This lesson teaches random sampling which leads to making inferences about a larger group or population. Students will determine the best measure of center to use for a data set. Students will collect data, select a data display and then analyze the data.

Type: Lesson Plan

How hot are hot dogs?:

In this lesson, students will learn how to convert simple and two-way frequency tables into relative frequency tables using data collected in the classroom.

Type: Lesson Plan

Legos, Lunch, and Lollipops: an introduction to two-way frequency tables:

Students will learn how to read, complete, and interpret two-way frequency tables.

Type: Lesson Plan

## Original Student Tutorial

Data and Frequencies:

Learn to define, calculate, and interpret marginal frequencies, joint frequencies, and conditional frequencies in the context of the data with this interactive tutorial.

Type: Original Student Tutorial

Musical Preferences:

This problem solving task asks students to make deductions about the kind of music students enjoy by examining data in a two-way table.

The Titanic 1:

This task asks students to calculate probabilities using information presented in a two-way frequency table.

Music and Sports:

This task asks the student to gather data on whether classmates play an instrument and/or participate in a sport, summarize the data in a table and decide whether there is an association between playing a sport and playing an instrument.
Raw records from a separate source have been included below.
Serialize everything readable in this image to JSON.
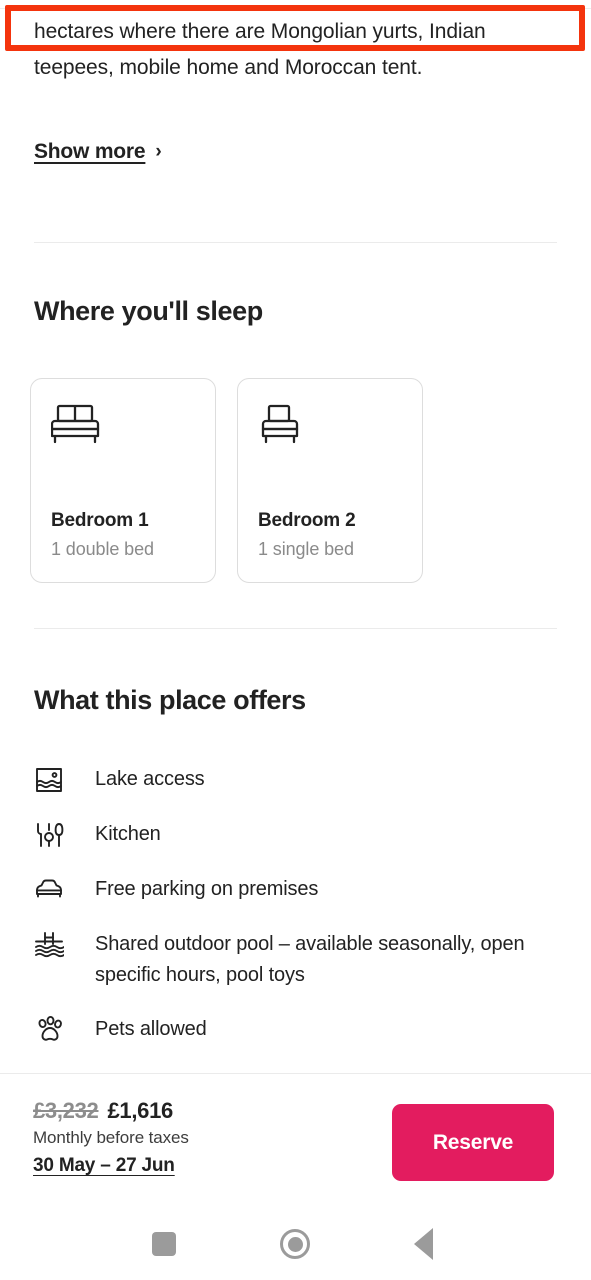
{
  "description": {
    "text": "hectares where there are Mongolian yurts, Indian teepees, mobile home and Moroccan tent.",
    "show_more_label": "Show more",
    "chevron": "›"
  },
  "annotation": {
    "color": "#f4340d"
  },
  "sleep_section": {
    "title": "Where you'll sleep",
    "rooms": [
      {
        "name": "Bedroom 1",
        "beds": "1 double bed",
        "icon": "double-bed-icon"
      },
      {
        "name": "Bedroom 2",
        "beds": "1 single bed",
        "icon": "single-bed-icon"
      }
    ]
  },
  "offers_section": {
    "title": "What this place offers",
    "amenities": [
      {
        "label": "Lake access",
        "icon": "lake-icon"
      },
      {
        "label": "Kitchen",
        "icon": "kitchen-utensils-icon"
      },
      {
        "label": "Free parking on premises",
        "icon": "car-icon"
      },
      {
        "label": "Shared outdoor pool – available seasonally, open specific hours, pool toys",
        "icon": "pool-icon"
      },
      {
        "label": "Pets allowed",
        "icon": "paw-icon"
      }
    ]
  },
  "booking_bar": {
    "price_original": "£3,232",
    "price_discounted": "£1,616",
    "price_note": "Monthly before taxes",
    "date_range": "30 May – 27 Jun",
    "reserve_label": "Reserve",
    "accent_color": "#e31c5f"
  },
  "nav_bar": {
    "recents_label": "recents-square-icon",
    "home_label": "home-circle-icon",
    "back_label": "back-triangle-icon"
  }
}
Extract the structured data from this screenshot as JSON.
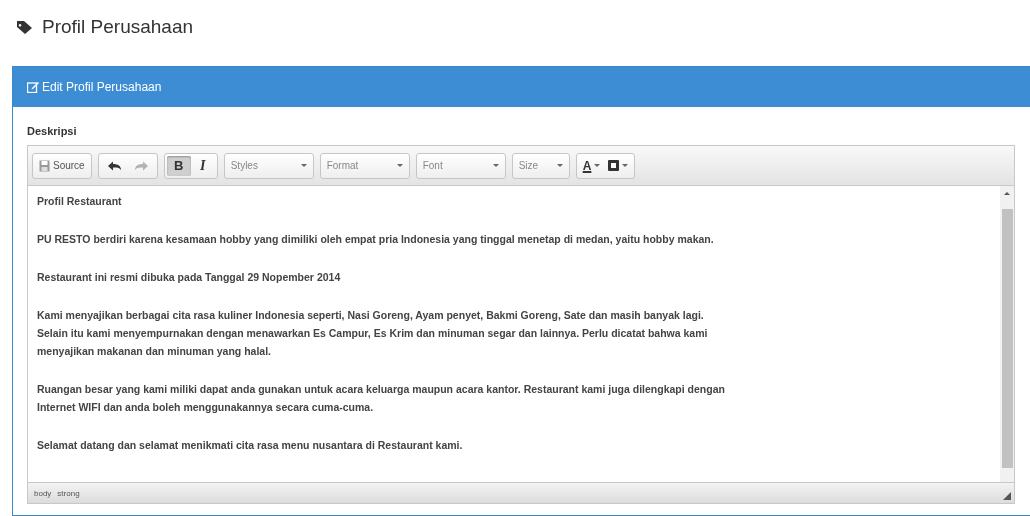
{
  "page_title": "Profil Perusahaan",
  "panel": {
    "title": "Edit Profil Perusahaan",
    "field_label": "Deskripsi",
    "toolbar": [
      {
        "kind": "source",
        "label": "Source"
      },
      {
        "kind": "undo",
        "disabled": false
      },
      {
        "kind": "redo",
        "disabled": true
      },
      {
        "kind": "bold",
        "label": "B",
        "selected": true
      },
      {
        "kind": "italic",
        "label": "I",
        "selected": false
      },
      {
        "kind": "combo",
        "label": "Styles"
      },
      {
        "kind": "combo",
        "label": "Format"
      },
      {
        "kind": "combo",
        "label": "Font"
      },
      {
        "kind": "combo",
        "label": "Size"
      },
      {
        "kind": "text-color",
        "label": "A"
      },
      {
        "kind": "bg-color"
      }
    ],
    "content": [
      {
        "lines": [
          "Profil Restaurant"
        ]
      },
      {
        "lines": [
          "PU RESTO berdiri karena kesamaan hobby yang dimiliki oleh empat pria Indonesia yang tinggal menetap di medan, yaitu hobby makan."
        ]
      },
      {
        "lines": [
          "Restaurant ini resmi dibuka pada Tanggal 29 Nopember 2014"
        ]
      },
      {
        "lines": [
          "Kami menyajikan berbagai cita rasa kuliner Indonesia seperti, Nasi Goreng, Ayam penyet, Bakmi Goreng, Sate dan masih banyak lagi.",
          "Selain itu kami menyempurnakan dengan menawarkan Es Campur, Es Krim dan minuman segar dan lainnya. Perlu dicatat bahwa kami",
          "menyajikan makanan dan minuman yang halal."
        ]
      },
      {
        "lines": [
          "Ruangan besar yang kami miliki dapat anda gunakan untuk acara keluarga maupun acara kantor. Restaurant kami juga dilengkapi dengan",
          "Internet WIFI dan anda boleh menggunakannya secara cuma-cuma."
        ]
      },
      {
        "lines": [
          "Selamat datang dan selamat menikmati cita rasa menu nusantara di Restaurant kami."
        ]
      }
    ],
    "status_path": [
      "body",
      "strong"
    ]
  }
}
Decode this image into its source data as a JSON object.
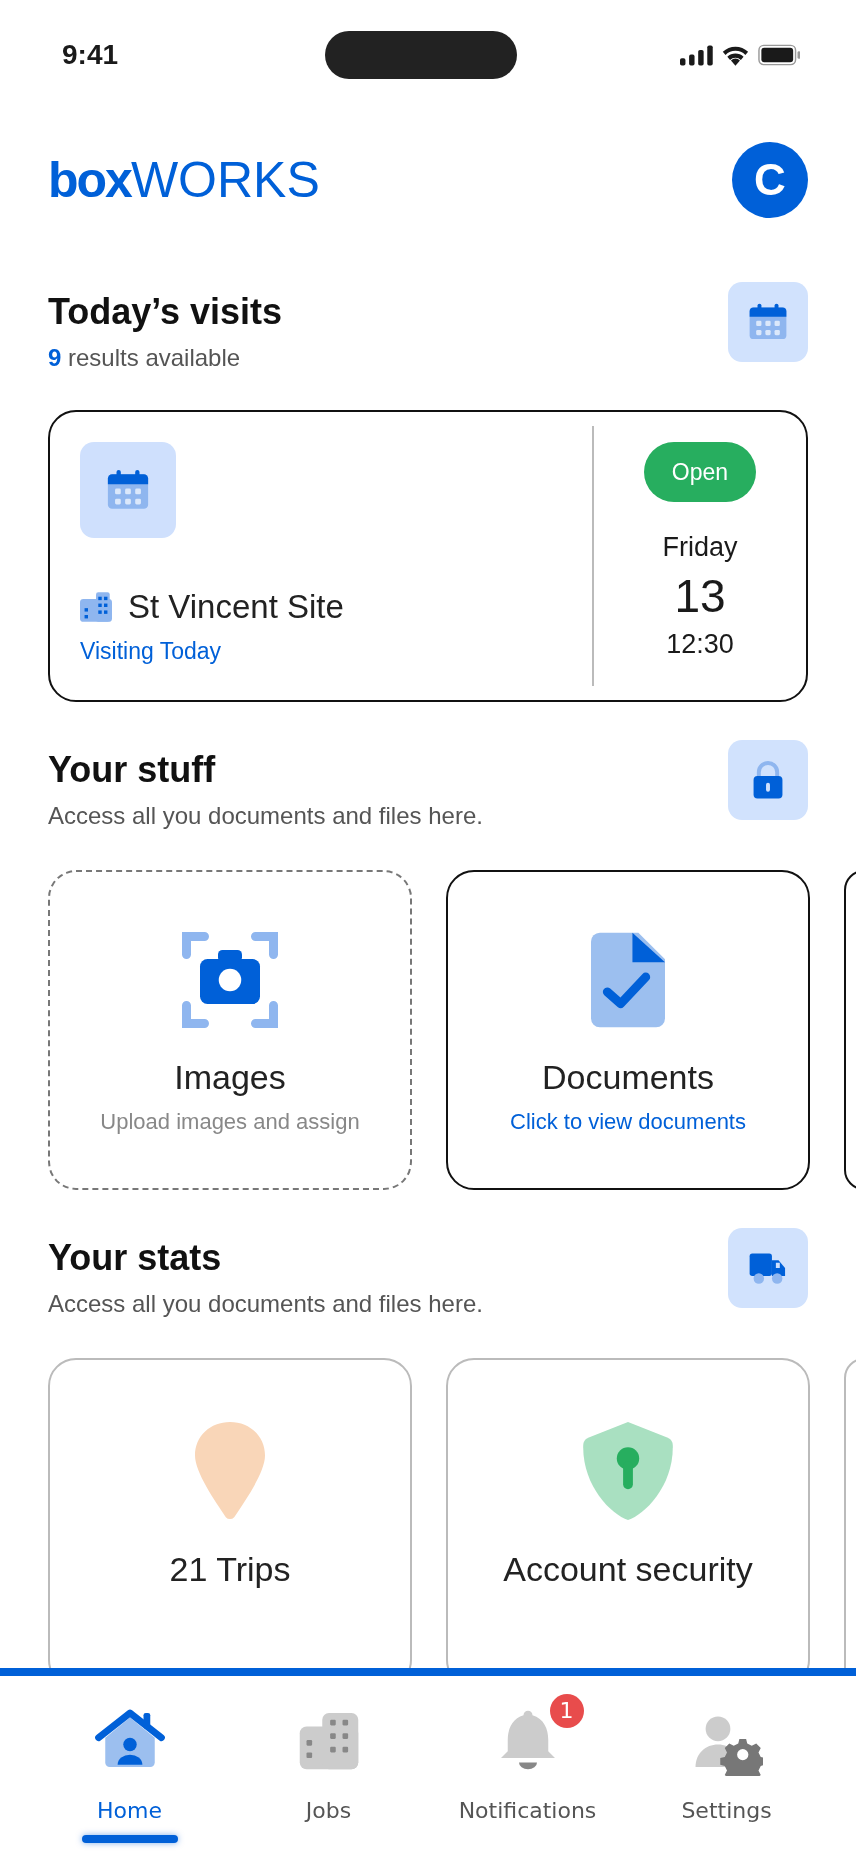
{
  "status_bar": {
    "time": "9:41"
  },
  "header": {
    "logo_bold": "box",
    "logo_light": "WORKS",
    "avatar_initial": "C"
  },
  "visits": {
    "title": "Today’s visits",
    "count": "9",
    "count_label": "results available",
    "card": {
      "site": "St Vincent Site",
      "note": "Visiting Today",
      "status": "Open",
      "day": "Friday",
      "date": "13",
      "time": "12:30"
    }
  },
  "stuff": {
    "title": "Your stuff",
    "subtitle": "Access all you documents and files here.",
    "cards": [
      {
        "kind": "upload",
        "title": "Images",
        "caption": "Upload images and assign"
      },
      {
        "kind": "link",
        "title": "Documents",
        "caption": "Click to view documents"
      }
    ]
  },
  "stats": {
    "title": "Your stats",
    "subtitle": "Access all you documents and files here.",
    "cards": [
      {
        "kind": "location",
        "title": "21 Trips"
      },
      {
        "kind": "security",
        "title": "Account security"
      }
    ]
  },
  "nav": {
    "items": [
      {
        "kind": "home",
        "label": "Home",
        "selected": true
      },
      {
        "kind": "jobs",
        "label": "Jobs",
        "selected": false
      },
      {
        "kind": "notifications",
        "label": "Notifications",
        "selected": false,
        "badge": "1"
      },
      {
        "kind": "settings",
        "label": "Settings",
        "selected": false
      }
    ]
  }
}
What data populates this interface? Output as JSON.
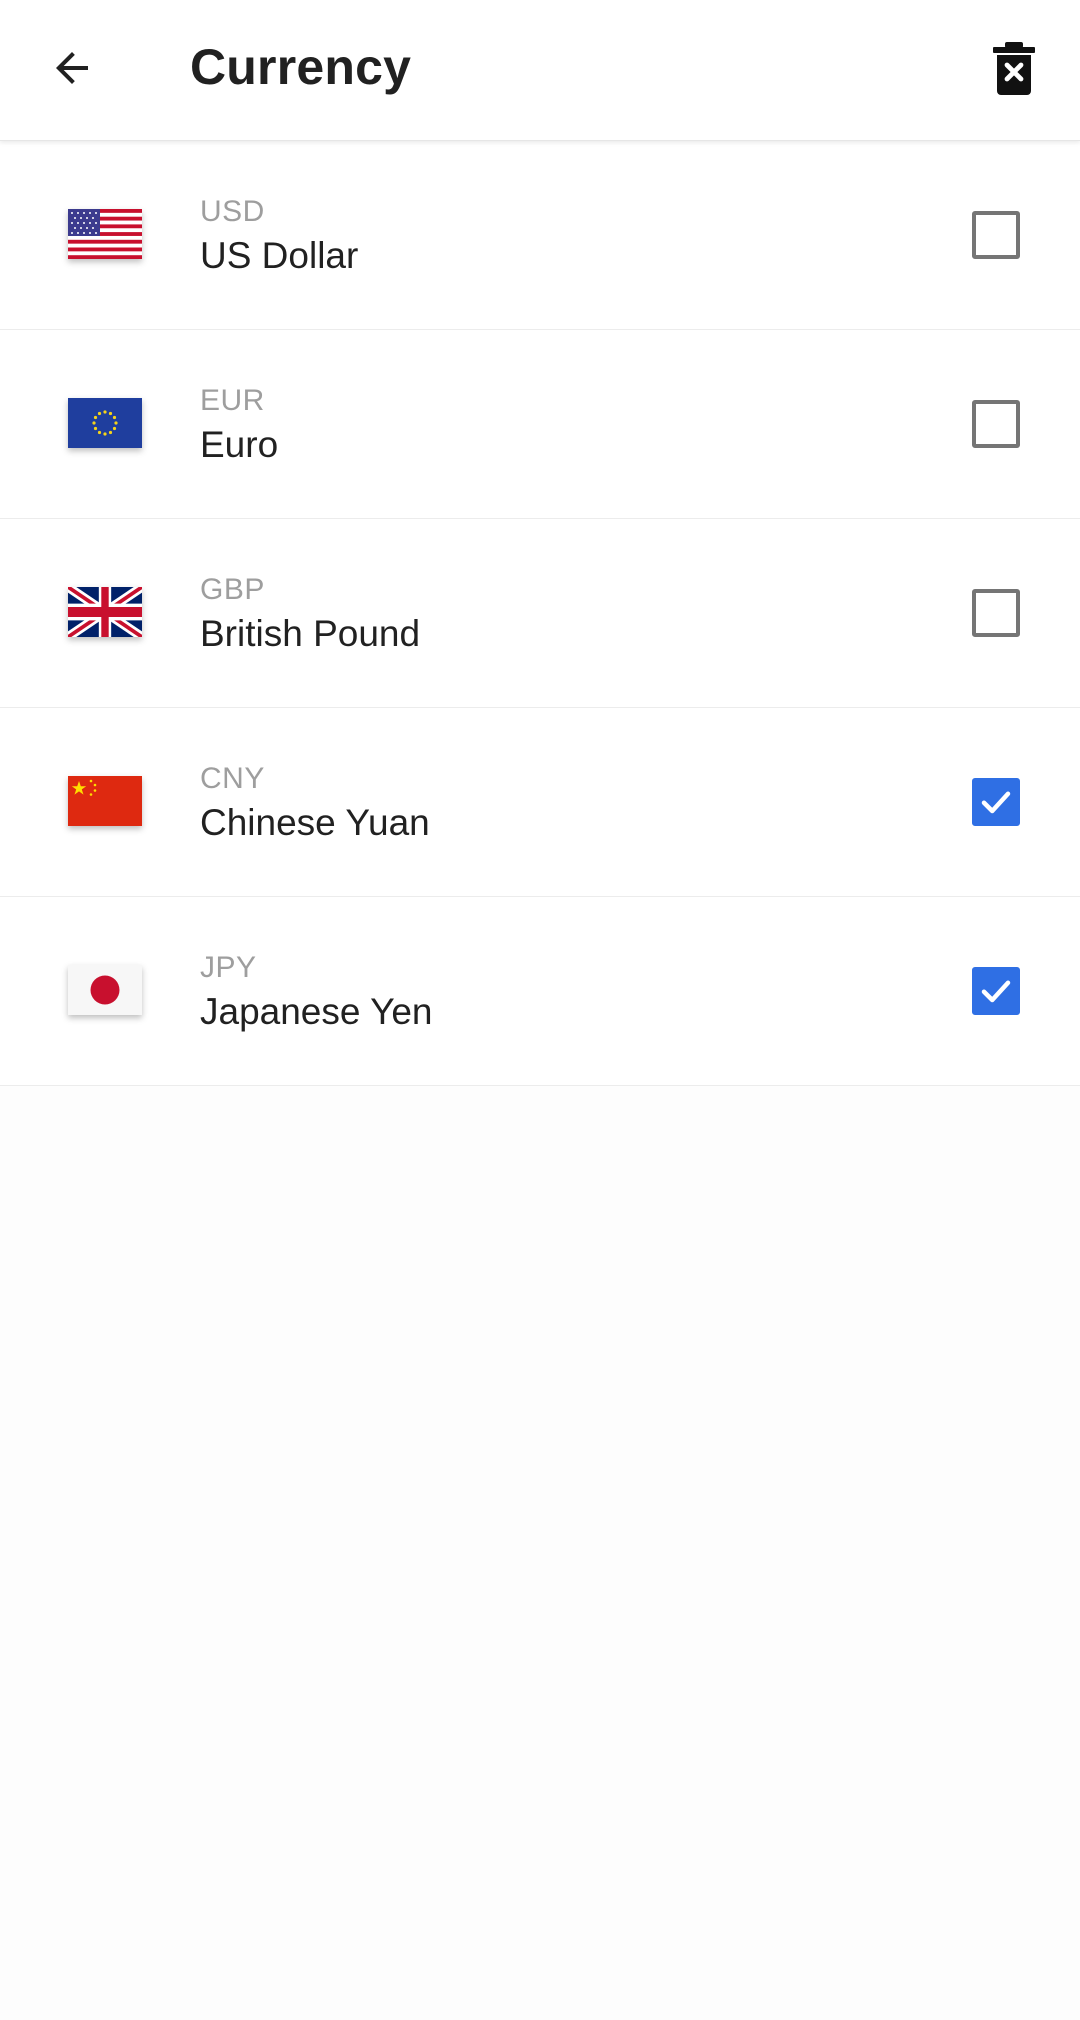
{
  "header": {
    "title": "Currency",
    "back_icon": "arrow-left-icon",
    "delete_icon": "trash-x-icon"
  },
  "currencies": [
    {
      "code": "USD",
      "name": "US Dollar",
      "flag": "us-flag-icon",
      "checked": false
    },
    {
      "code": "EUR",
      "name": "Euro",
      "flag": "eu-flag-icon",
      "checked": false
    },
    {
      "code": "GBP",
      "name": "British Pound",
      "flag": "uk-flag-icon",
      "checked": false
    },
    {
      "code": "CNY",
      "name": "Chinese Yuan",
      "flag": "cn-flag-icon",
      "checked": true
    },
    {
      "code": "JPY",
      "name": "Japanese Yen",
      "flag": "jp-flag-icon",
      "checked": true
    }
  ],
  "colors": {
    "accent": "#2f6fe4",
    "text_primary": "#212121",
    "text_secondary": "#9e9e9e"
  }
}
Finally, the student is asked to create a graph to display any association between the variables.

What's Your Favorite Subject?:

Students are asked to examine data given in table format and then calculate either row percentages or column percentages and state a conclusion about the meaning of the data. Either calculation is appropriate for the solution since there is no clear relationship between the variables. Whether the student sees a strong association or not is less important than whether his or her answer uses the data appropriately and demonstrates understanding that an association means the distribution of favorite subject is different for 7th graders and 8th graders.

## Student Resources

Vetted resources students can use to learn the concepts and skills in this topic.

## Original Student Tutorial

Data and Frequencies:

Learn to define, calculate, and interpret marginal frequencies, joint frequencies, and conditional frequencies in the context of the data with this interactive tutorial.

Type: Original Student Tutorial

Musical Preferences:

This problem solving task asks students to make deductions about the kind of music students enjoy by examining data in a two-way table.

The Titanic 1:

This task asks students to calculate probabilities using information presented in a two-way frequency table.

Music and Sports:

This task asks the student to gather data on whether classmates play an instrument and/or participate in a sport, summarize the data in a table and decide whether there is an association between playing a sport and playing an instrument. Finally, the student is asked to create a graph to display any association between the variables.

What's Your Favorite Subject?:

Students are asked to examine data given in table format and then calculate either row percentages or column percentages and state a conclusion about the meaning of the data. Either calculation is appropriate for the solution since there is no clear relationship between the variables. Whether the student sees a strong association or not is less important than whether his or her answer uses the data appropriately and demonstrates understanding that an association means the distribution of favorite subject is different for 7th graders and 8th graders.

## Parent Resources

Vetted resources caregivers can use to help students learn the concepts and skills in this topic.

Musical Preferences:

This problem solving task asks students to make deductions about the kind of music students enjoy by examining data in a two-way table.

The Titanic 1:

This task asks students to calculate probabilities using information presented in a two-way frequency table.